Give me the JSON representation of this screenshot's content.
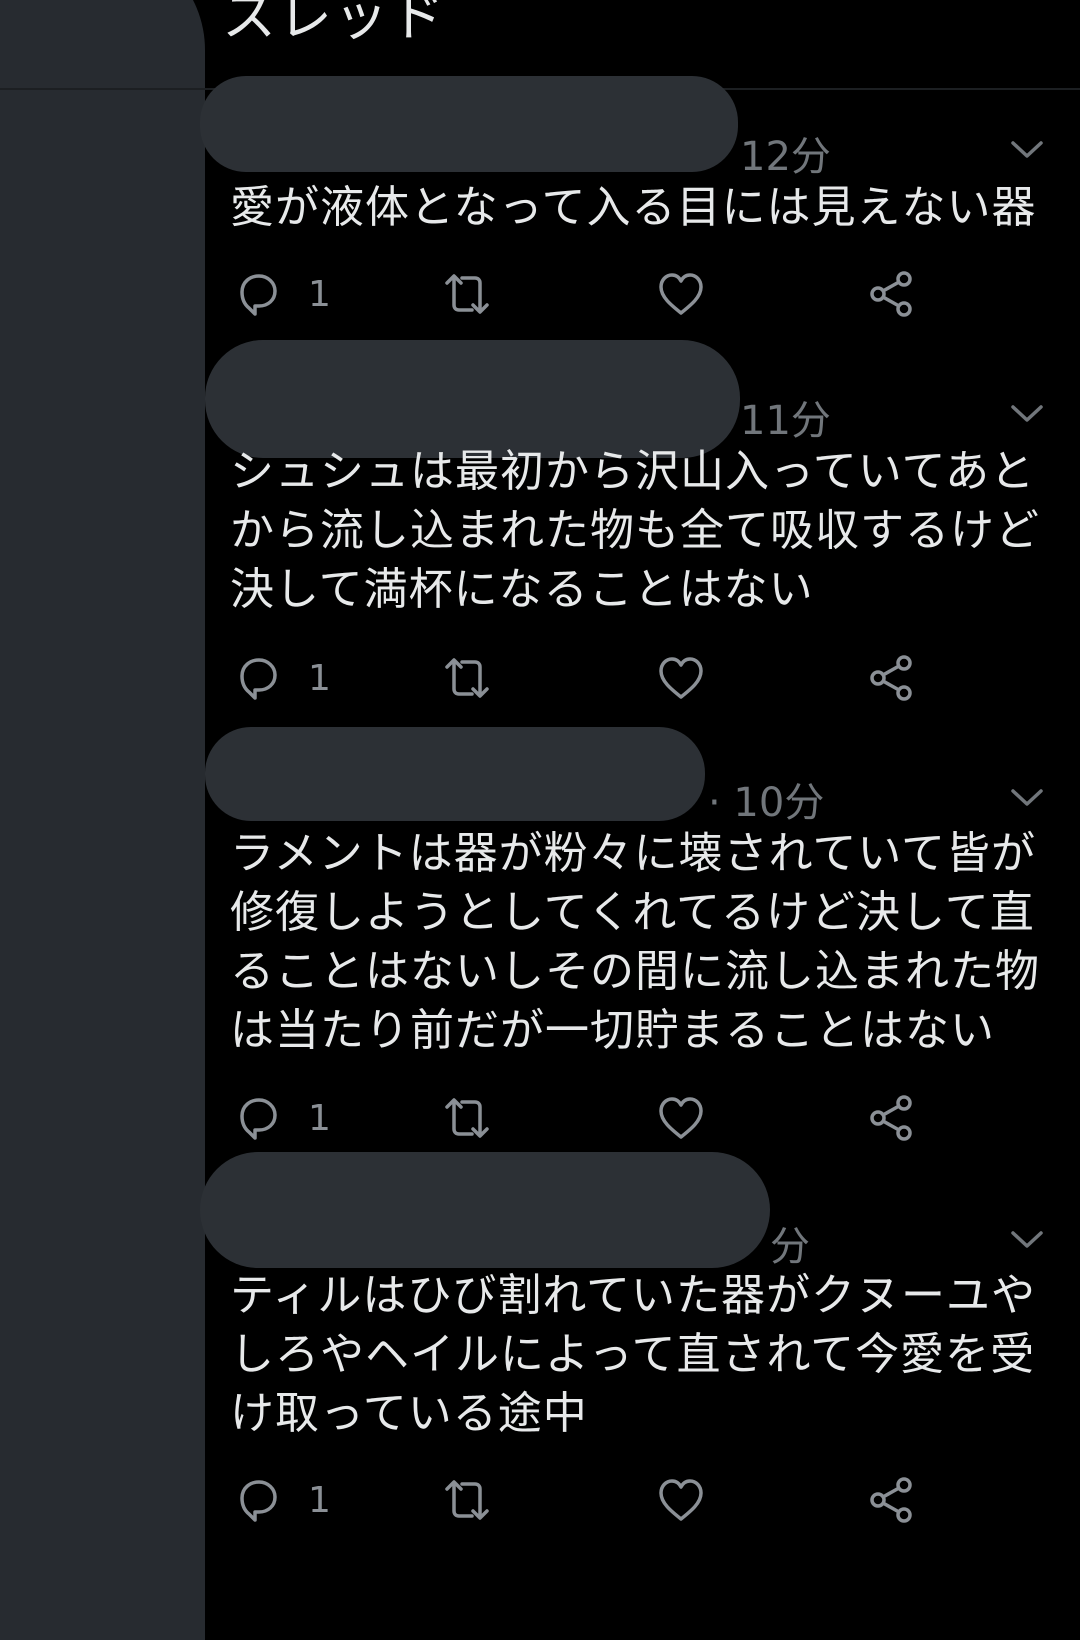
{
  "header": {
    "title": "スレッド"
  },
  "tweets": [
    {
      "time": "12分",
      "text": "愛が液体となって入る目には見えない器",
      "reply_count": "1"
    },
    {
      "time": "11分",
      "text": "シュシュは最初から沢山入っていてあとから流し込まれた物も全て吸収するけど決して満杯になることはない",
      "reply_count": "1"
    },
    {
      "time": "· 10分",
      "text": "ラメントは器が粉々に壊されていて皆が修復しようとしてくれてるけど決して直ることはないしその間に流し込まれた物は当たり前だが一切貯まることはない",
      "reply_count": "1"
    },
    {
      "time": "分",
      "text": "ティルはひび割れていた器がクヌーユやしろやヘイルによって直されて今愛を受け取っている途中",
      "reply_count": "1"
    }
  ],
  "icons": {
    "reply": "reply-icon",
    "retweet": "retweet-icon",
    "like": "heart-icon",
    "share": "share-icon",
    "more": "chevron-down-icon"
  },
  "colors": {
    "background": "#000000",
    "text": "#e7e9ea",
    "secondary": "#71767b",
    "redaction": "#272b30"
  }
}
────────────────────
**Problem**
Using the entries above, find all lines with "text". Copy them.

**Exercise response**
      "text": "愛が液体となって入る目には見えない器",
      "text": "シュシュは最初から沢山入っていてあとから流し込まれた物も全て吸収するけど決して満杯になることはない",
      "text": "ラメントは器が粉々に壊されていて皆が修復しようとしてくれてるけど決して直ることはないしその間に流し込まれた物は当たり前だが一切貯まることはない",
      "text": "ティルはひび割れていた器がクヌーユやしろやヘイルによって直されて今愛を受け取っている途中",
    "text": "#e7e9ea",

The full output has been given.